When it comes to Net access, a growing number of home PC users are feeling the need for speed, but are having a hard time getting their fix.

When it comes to Internet access, a growing number of home PC users are feeling the need for speed, but are having a difficult time getting their fix.

According to a study released today by the Yankee Group, nearly two-thirds of PC-owning households in the United States are interested in faster Internet access. However, with few consumers having access to such a service today, cable and telephone companies are challenged to take this opportunity to grow business.

Among households that are currently online, interest in faster Internet access is even greater, the survey revealed. Forty-one percent of those online were very interested in high-speed Internet access, and an additional 43 percent were somewhat interested. This is a significant increase in interest from the year before, when only 25 percent of online households said they were very interested in high-speed Internet access, the firm said.

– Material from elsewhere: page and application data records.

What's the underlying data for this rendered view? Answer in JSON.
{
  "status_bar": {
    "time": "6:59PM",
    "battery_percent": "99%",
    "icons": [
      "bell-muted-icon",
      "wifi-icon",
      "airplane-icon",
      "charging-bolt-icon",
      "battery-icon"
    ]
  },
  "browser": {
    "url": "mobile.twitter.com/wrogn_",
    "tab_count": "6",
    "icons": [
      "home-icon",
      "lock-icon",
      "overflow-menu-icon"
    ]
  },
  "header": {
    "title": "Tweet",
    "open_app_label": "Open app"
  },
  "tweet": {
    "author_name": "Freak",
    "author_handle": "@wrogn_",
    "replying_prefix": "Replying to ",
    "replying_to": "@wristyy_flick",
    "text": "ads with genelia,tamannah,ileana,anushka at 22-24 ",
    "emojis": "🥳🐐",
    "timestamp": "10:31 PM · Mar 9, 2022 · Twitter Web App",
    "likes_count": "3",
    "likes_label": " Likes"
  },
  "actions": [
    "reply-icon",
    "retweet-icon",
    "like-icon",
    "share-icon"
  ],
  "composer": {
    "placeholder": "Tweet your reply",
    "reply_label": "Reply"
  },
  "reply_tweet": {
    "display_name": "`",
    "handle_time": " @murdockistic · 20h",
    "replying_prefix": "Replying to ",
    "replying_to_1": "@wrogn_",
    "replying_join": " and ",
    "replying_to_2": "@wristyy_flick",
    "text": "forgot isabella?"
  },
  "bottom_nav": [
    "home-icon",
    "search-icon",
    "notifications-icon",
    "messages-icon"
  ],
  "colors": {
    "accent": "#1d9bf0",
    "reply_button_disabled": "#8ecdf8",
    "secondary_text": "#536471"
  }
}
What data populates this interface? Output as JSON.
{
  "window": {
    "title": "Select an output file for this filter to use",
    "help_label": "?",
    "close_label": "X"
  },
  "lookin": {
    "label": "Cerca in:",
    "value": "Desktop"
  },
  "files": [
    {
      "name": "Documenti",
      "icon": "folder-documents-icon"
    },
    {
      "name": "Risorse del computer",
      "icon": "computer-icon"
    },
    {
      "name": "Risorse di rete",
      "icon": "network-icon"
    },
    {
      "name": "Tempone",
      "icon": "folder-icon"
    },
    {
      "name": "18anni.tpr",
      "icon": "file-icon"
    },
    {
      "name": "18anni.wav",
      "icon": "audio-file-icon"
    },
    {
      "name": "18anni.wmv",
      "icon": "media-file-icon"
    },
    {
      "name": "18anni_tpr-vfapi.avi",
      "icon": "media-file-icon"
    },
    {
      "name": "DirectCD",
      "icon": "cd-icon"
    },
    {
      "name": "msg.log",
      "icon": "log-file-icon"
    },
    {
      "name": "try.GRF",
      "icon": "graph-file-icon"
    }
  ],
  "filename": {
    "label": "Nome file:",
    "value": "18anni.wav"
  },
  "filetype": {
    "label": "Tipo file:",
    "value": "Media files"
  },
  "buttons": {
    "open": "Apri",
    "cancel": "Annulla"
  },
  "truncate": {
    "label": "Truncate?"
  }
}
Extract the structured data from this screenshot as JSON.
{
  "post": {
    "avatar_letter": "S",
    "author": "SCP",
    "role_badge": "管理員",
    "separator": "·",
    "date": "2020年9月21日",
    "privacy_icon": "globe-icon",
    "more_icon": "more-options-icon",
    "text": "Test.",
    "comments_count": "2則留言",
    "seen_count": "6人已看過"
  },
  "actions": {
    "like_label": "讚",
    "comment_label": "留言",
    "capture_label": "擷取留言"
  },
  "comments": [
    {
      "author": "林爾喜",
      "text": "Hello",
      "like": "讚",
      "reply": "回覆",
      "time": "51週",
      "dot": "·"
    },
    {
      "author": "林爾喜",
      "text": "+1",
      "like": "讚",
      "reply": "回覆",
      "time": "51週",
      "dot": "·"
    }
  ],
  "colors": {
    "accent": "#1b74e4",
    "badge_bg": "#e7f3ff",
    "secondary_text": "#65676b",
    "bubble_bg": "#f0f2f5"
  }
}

In addition to more and more home PC users wanting high-speed data (HSD) services, more people said they are willing to pay for such services, the survey found. Thirty-six percent of online households are willing to pay $40 per month--close to today's typical price for cable modem service--for HSD services, up from 27 percent last year.

Despite increased consumer interest, cable operators and telephone companies in the United States are just beginning to offer high-speed Internet access services to consumers. While cable operators offering Net access service have taken an early lead over telephone companies offering digital subscriber line (DSL) services, cable today can provide service to only one out of every seven households in the United States and counts approximately 300,000 users, according to Yankee.

Despite the lead cable may have over DSL services, consumers still prefer telephone companies compared to cable, the study found. Given a choice between service from a cable company or a phone company, those most willing to pay for the service choose the telephone company 4.5 times more frequently than cable. However, there is opportunity for either party to emerge, because nearly half of the respondents currently don't know which one they would choose, the study found.

Consumers "haven't gotten the message yet," said Bruce Leichtman, director of media and entertainment strategies at Yankee. "When they think of data services they think of phone lines."

He said that any company looking to move into a new business is faced with the challenge of convincing the customer that it can provide a good product even if it isn't what they've done before.

"Cable needs to create a mind set not just provide a service," Leichtman said, warning neither the cable or telephone companies should think they have the upper hand because there is opportunity in the market for both to flourish.